- Yes, persons experiencing homelessness can register and vote in all 50 states. It is recommended homeless registrants list a shelter address as their voting address where they could receive mail. Alternatively, homeless registrants may denote a street corner or a park as their residence, in lieu of a traditional home address. The federal voter registration form and many state forms provide a space for this purpose.
- Most states have some duration of residency requirements for voter registration – for example, having resided for 30 days or more before the Election Day in the state or county. Contact your local elections officials to find out what the rules are in your state.
- For further information about registration and voting, The National Coalition for the Homeless provides extensive information. Follow the links below to learn more:
- Address Confidentiality Programs (ACP) and Confidential Voter Listings are programs administered by the state that enable survivors of domestic violence (and sometimes victims of sexual assault and/or stalking) to vote without fear of being found by their abusers by providing a substitute address for all public records. Confidential Voter Listings only provide confidentiality on election-related public records.
- The National Network to End Domestic Violence provides a list of currently available programs. For more information on ACPs and Confidential Voter Listings in your state, contact your local elections officials.
- National Organizations
- Florida Information
- The Federal Voting Assistance Program provides voting assistance for Service members, their families, and overseas citizens.
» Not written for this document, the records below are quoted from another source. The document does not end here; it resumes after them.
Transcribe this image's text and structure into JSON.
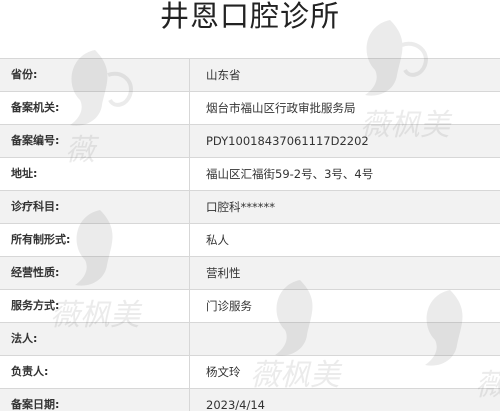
{
  "page": {
    "title": "井恩口腔诊所"
  },
  "rows": [
    {
      "label": "省份:",
      "value": "山东省"
    },
    {
      "label": "备案机关:",
      "value": "烟台市福山区行政审批服务局"
    },
    {
      "label": "备案编号:",
      "value": "PDY10018437061117D2202"
    },
    {
      "label": "地址:",
      "value": "福山区汇福街59-2号、3号、4号"
    },
    {
      "label": "诊疗科目:",
      "value": "口腔科******"
    },
    {
      "label": "所有制形式:",
      "value": "私人"
    },
    {
      "label": "经营性质:",
      "value": "营利性"
    },
    {
      "label": "服务方式:",
      "value": "门诊服务"
    },
    {
      "label": "法人:",
      "value": ""
    },
    {
      "label": "负责人:",
      "value": "杨文玲"
    },
    {
      "label": "备案日期:",
      "value": "2023/4/14"
    }
  ],
  "watermark": {
    "text": "薇枫美",
    "color": "#6a6a6a"
  }
}
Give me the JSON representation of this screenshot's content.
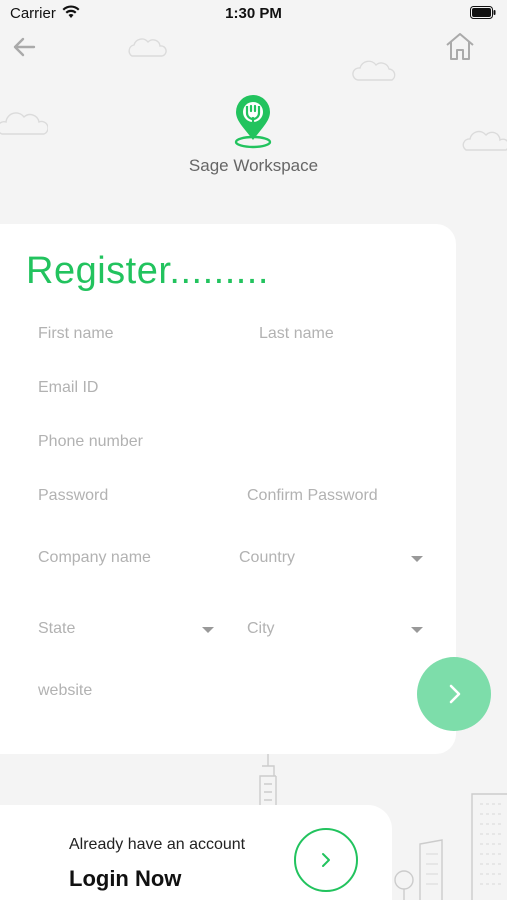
{
  "status_bar": {
    "carrier": "Carrier",
    "time": "1:30 PM"
  },
  "brand": {
    "name": "Sage Workspace",
    "accent": "#22c35e"
  },
  "form": {
    "title": "Register.........",
    "first_name_placeholder": "First name",
    "last_name_placeholder": "Last name",
    "email_placeholder": "Email ID",
    "phone_placeholder": "Phone number",
    "password_placeholder": "Password",
    "confirm_password_placeholder": "Confirm Password",
    "company_placeholder": "Company name",
    "country_placeholder": "Country",
    "state_placeholder": "State",
    "city_placeholder": "City",
    "website_placeholder": "website"
  },
  "footer": {
    "prompt": "Already have an account",
    "login_label": "Login Now"
  },
  "icons": [
    "back-arrow-icon",
    "home-icon",
    "location-pin-icon",
    "chevron-right-icon",
    "wifi-icon",
    "battery-icon"
  ]
}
The absentee voting process applies to you if you are:
- a U.S. citizen
- at least 18 years old
- absent from your voting residence
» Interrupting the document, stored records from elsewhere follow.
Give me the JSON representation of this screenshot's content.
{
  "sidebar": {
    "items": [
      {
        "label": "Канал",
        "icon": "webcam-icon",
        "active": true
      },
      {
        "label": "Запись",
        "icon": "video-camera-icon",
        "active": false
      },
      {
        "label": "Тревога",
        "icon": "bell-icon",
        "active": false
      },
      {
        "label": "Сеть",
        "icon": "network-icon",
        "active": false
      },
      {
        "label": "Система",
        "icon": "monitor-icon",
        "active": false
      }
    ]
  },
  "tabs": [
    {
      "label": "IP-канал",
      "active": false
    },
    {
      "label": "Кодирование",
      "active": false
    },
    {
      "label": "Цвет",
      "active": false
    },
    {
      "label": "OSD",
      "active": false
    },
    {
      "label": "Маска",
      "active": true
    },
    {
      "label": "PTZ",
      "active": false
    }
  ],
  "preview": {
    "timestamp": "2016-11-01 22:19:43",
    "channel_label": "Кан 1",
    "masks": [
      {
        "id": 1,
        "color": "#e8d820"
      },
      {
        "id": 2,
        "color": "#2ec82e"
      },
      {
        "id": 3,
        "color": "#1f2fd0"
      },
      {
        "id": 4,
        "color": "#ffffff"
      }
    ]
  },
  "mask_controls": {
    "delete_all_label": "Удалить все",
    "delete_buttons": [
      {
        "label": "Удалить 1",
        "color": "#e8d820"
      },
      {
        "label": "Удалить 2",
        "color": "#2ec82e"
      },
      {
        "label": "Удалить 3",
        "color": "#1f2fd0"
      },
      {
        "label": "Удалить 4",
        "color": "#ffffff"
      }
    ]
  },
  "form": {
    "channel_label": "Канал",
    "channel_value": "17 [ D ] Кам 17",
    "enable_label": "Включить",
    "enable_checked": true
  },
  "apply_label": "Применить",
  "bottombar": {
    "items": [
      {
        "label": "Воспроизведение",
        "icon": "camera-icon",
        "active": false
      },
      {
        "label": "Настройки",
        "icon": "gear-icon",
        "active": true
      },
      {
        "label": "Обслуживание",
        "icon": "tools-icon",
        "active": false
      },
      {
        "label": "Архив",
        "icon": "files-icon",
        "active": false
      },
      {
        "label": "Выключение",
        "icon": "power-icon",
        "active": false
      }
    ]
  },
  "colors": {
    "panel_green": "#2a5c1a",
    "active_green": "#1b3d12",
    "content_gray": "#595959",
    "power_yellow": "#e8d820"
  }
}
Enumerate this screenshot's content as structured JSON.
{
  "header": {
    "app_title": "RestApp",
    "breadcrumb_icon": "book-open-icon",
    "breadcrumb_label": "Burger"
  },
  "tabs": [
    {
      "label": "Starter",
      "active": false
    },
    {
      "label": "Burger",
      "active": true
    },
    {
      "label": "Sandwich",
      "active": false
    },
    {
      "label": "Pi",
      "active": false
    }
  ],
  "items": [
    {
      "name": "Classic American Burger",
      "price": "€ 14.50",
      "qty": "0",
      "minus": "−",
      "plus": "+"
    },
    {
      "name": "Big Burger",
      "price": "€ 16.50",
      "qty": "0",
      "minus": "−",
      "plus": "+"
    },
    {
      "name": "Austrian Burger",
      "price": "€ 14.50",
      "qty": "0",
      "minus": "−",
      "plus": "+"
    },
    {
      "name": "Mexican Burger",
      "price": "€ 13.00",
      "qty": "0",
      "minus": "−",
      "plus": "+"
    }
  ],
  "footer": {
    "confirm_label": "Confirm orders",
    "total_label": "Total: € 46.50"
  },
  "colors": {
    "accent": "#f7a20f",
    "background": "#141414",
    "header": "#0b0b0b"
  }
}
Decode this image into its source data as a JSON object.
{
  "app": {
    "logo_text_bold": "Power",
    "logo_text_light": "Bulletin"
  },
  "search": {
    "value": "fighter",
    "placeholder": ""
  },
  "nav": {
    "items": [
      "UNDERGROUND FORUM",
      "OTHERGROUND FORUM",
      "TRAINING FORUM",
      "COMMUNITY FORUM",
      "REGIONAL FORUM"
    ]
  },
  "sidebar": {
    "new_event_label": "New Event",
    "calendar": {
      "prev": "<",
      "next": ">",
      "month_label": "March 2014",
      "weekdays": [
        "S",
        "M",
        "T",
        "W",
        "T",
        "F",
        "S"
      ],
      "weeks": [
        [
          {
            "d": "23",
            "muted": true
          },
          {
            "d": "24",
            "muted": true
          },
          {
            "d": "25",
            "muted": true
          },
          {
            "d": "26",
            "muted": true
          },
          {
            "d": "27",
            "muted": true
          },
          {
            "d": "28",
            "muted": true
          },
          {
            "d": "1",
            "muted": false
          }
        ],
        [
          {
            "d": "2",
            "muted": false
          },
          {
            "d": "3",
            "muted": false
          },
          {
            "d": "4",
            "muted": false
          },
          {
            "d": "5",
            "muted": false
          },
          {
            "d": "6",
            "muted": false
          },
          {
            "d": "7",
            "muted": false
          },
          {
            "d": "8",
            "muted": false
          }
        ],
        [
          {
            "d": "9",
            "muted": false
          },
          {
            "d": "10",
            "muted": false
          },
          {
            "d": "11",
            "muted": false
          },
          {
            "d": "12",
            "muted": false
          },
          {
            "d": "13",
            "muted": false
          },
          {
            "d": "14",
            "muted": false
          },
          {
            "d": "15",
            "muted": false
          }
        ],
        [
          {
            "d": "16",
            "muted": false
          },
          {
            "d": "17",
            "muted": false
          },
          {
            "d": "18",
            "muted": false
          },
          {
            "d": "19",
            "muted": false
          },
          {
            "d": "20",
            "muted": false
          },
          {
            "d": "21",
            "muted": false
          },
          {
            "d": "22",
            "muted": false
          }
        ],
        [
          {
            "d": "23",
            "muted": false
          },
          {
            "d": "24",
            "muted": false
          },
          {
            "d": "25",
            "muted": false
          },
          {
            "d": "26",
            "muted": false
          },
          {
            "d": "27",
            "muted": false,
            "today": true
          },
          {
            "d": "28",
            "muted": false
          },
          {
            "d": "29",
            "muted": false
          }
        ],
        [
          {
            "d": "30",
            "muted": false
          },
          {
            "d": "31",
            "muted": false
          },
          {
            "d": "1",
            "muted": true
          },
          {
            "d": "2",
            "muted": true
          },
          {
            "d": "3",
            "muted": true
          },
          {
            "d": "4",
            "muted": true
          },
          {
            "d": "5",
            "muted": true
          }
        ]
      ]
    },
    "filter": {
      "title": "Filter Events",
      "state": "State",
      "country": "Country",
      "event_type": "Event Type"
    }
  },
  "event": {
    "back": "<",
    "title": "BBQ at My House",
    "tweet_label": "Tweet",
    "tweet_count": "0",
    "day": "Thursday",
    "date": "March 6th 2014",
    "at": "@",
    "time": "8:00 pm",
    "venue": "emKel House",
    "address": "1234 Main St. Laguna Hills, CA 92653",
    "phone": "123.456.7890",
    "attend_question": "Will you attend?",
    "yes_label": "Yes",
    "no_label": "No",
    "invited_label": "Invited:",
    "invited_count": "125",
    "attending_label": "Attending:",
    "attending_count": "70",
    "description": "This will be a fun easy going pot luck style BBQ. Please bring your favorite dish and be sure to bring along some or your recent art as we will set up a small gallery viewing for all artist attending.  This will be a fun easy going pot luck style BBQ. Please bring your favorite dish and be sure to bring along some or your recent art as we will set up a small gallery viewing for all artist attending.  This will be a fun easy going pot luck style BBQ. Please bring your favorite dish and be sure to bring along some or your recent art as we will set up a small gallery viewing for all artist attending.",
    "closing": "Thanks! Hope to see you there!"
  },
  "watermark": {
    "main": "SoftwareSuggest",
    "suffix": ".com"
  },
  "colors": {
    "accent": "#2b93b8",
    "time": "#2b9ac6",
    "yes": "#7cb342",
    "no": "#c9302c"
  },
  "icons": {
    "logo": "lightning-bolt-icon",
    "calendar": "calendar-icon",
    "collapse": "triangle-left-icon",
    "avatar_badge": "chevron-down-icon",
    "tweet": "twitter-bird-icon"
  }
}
- This website walks absentee voters through the process of requesting, filling out, and sending in their ballots and provides information on both state and federal election deadlines.
- Additional Information
Types of Identification
According to Florida Statute 101.043, the following forms of identification shall be considered current and valid if they contain the name and photograph of the applicant and have not expired:
- Florida Driver's License
- Florida ID Card issued by the Department of Highway Safety and Motor Vehicles
- United States Passport
- Debit or Credit Card
- Military ID
- Student ID
- Retirement Center ID
- Neighborhood Association ID
- Public Assistance ID (Social Security or other social services)
- Veteran Health ID issued by the United States Department of Veterans Affairs
- A license to carry a concealed weapon or firearm issued pursuant to S. 790.06.
- Employee ID issued by any branch, department, agency, or entity of the Federal Government, the state, a county, or a municipality.
If you vote at the polls, and cannot show picture and signature identification, you must vote a provisional ballot.
First Time Voters
If you registered by mail and are a first time voter in Florida and you have not been issued a current and valid Florida driver’s license, Florida identification card, or social security number, you must provide a copy of a current and valid identification. If you requested an absentee ballot, and have not provided the required identification, you must include a copy of the required identification with your returned absentee ballot.
You are exempt from this requirement if you meet any of the following:
- 65 Years of age or older
- Permanent or temporary physical disability
- Members of the uniformed service on active duty who are absent from the county on election day
- Members of the merchant marine who are absent from the county on election day
- Spouse or dependent of member, who is accompanying member
- Overseas citizen eligible to vote in Florida